---- Input material
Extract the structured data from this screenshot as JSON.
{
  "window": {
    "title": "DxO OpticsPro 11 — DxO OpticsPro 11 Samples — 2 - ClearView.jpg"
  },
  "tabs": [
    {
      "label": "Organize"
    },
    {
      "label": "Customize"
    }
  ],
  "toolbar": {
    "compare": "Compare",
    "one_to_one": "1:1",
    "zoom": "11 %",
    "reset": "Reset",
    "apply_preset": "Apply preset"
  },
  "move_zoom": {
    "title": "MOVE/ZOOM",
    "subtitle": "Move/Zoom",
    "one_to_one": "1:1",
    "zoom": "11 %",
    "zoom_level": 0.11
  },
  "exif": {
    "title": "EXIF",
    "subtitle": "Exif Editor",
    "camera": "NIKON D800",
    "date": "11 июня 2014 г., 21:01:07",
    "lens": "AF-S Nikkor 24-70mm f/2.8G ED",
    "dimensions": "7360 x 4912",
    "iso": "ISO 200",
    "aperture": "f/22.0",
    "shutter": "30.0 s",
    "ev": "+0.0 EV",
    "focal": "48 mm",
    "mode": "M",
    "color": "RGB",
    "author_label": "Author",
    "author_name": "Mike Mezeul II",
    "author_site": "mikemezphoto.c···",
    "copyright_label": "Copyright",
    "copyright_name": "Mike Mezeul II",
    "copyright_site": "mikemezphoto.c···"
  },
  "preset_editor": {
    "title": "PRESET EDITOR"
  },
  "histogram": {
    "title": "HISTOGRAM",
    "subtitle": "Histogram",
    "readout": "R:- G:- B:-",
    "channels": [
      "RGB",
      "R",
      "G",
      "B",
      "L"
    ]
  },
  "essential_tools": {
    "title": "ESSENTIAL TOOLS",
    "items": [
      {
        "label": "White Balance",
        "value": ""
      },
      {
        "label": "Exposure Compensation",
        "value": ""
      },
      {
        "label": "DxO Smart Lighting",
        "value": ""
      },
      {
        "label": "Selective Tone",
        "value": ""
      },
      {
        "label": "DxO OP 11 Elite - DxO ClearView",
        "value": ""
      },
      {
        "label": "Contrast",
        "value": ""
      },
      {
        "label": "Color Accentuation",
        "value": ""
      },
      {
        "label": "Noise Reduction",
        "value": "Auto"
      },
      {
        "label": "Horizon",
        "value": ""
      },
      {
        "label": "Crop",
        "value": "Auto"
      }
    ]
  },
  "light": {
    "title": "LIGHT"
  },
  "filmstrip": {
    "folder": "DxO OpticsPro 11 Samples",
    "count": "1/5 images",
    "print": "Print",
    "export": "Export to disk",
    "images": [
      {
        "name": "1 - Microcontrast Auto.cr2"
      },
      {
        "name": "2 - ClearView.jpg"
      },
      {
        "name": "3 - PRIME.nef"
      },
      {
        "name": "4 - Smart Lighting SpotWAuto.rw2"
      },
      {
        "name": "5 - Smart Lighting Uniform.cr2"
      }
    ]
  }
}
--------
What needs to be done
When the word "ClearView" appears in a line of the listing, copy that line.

Problem solution
    "title": "DxO OpticsPro 11 — DxO OpticsPro 11 Samples — 2 - ClearView.jpg"
        "label": "DxO OP 11 Elite - DxO ClearView",
        "name": "2 - ClearView.jpg"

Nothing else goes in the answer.